"Many customers who had been considering proposals to move to the cloud, or who already had some services with us but not others, were forced into situations where they immediately needed to move some services to the cloud," Kinka said.

For several customers, their sites were unreachable, but most still had full use of their phones and unified communication services. Although they lost local power and connectivity, customers remained in business because their services were protected in the cloud, Kinka added.

Evolve IP plans to help its customers prepare disaster-recovery procedures for the future, and Kinka said he hopes to better educate customers on the various benefits offered through cloud services. "Planning disaster policies in the middle of the disaster" doesn't work, he said.

"These cloud products have intrinsic disaster-recovery capabilities in them," he said. " ... Many customers know they have them, but just don't consider the strategy of what they're going to do when (a disaster) happens."

Make Way for Extra Cloud Data

Leading up to Sandy, Nirvanix, a cloud storage provider based in San Diego, offered a disaster-avoidance program that allowed its customers to move their data to a safe location within the cloud at no additional cost.

During the week before the storm, many clients were moving data from East Coast data centers to a center in Los Angeles, according to Steve Zivanic, the company's vice president of marketing. Nirvanix added to its cloud capacity so that more people could move their data for "peace of mind."

Zivanic added that he wanted to make sure his customers understood the cloud's benefits, especially during this critical time.

"It's about giving [customers] flexibility and making them feel comfortable that they have this very flexible, very agile business continuity solution when there's a time of need," he said.

In the Deep, But Head Still Above Water

One New York-based company helped businesses with offices in four feet of water during the storm — its systems fully functioning during and after Sandy hit, all thanks to cloud-based features.

Russ Fordyce, Broadview Networks' managing director of marketing, said the company's core product was designed for disaster emergencies like Sandy.
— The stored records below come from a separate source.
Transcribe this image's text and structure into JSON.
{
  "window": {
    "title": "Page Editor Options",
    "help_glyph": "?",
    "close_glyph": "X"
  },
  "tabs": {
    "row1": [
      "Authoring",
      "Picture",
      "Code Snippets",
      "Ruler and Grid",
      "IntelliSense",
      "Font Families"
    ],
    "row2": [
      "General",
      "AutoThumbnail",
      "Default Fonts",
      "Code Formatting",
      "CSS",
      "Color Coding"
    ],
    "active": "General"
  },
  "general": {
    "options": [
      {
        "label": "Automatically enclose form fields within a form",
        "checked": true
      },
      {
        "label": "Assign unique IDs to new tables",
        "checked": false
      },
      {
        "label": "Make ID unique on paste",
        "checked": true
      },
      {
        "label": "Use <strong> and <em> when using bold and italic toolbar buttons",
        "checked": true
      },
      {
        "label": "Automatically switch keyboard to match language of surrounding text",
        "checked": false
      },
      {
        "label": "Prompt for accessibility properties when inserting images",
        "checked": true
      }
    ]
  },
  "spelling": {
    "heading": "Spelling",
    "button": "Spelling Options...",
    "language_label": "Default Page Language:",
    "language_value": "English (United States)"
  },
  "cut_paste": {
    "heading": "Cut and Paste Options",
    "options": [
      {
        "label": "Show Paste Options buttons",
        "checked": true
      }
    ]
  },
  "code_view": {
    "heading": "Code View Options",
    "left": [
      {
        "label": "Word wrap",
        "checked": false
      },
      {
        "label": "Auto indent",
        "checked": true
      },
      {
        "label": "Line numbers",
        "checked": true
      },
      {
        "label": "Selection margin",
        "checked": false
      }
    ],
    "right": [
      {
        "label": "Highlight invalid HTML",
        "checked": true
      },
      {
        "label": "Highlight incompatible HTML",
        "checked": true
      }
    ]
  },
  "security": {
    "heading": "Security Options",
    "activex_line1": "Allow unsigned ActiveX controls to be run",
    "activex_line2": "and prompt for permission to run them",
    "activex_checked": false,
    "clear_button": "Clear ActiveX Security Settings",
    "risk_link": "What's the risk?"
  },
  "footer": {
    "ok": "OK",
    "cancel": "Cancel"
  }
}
Customers could go online to change settings and have their calls sent to any other phone.

Fordyce also said the company sent out messages before the storm and told customers to set up auto-attendants, another planned action that saved many customers from losing business during the storm.

"Everything we had prepared for came to fruition, and we were able to literally avoid almost all of the effects of the disaster ... and we were in the deep of it — in four feet deep of it," he said.

Sighs of Relief

Telesphere, a cloud communications provider based in Scottsdale, Ariz., had eight customers in the way of Sandy's main surge. But when services went down, these companies were also saved by the cloud.

"All of [the companies'] profiles, all of their feature sets, everything that made their services work, were not at the location," said Clark Peterson, Telesphere's CEO. "It was in a Telesphere PoP, in a secure location that wasn't affected."

Peterson added that services were automatically rerouted during the storm, customers were able to put up weather-notification messages on their main lines, and Polycom phones were pre-distributed to customers in preparation for the storm, allowing users to take calls from home as if they were still in the physical office.

"Cloud services played 100 percent of the role in allowing us to keep their services going," said Sanjay Srinivasan, Telesphere's CTO.

Reflecting on how his company dealt with the storm, Peterson said he wants to better communicate how powerful cloud communications can be during the time of a disaster.

People who adopt the cloud realize that even if their offices are gone, they aren't going to lose a call, he added. Meanwhile, their neighbors may still be down weeks later, trying to figure out how to get their businesses up and running again.

Geoff Hester, the company's customer service and support manager, said that bringing awareness to customers about the cloud tools available was one of the most important actions the company took.

"We did hear sighs of relief from our customers who were impacted and were able to immediately resume business through our help," Hester said.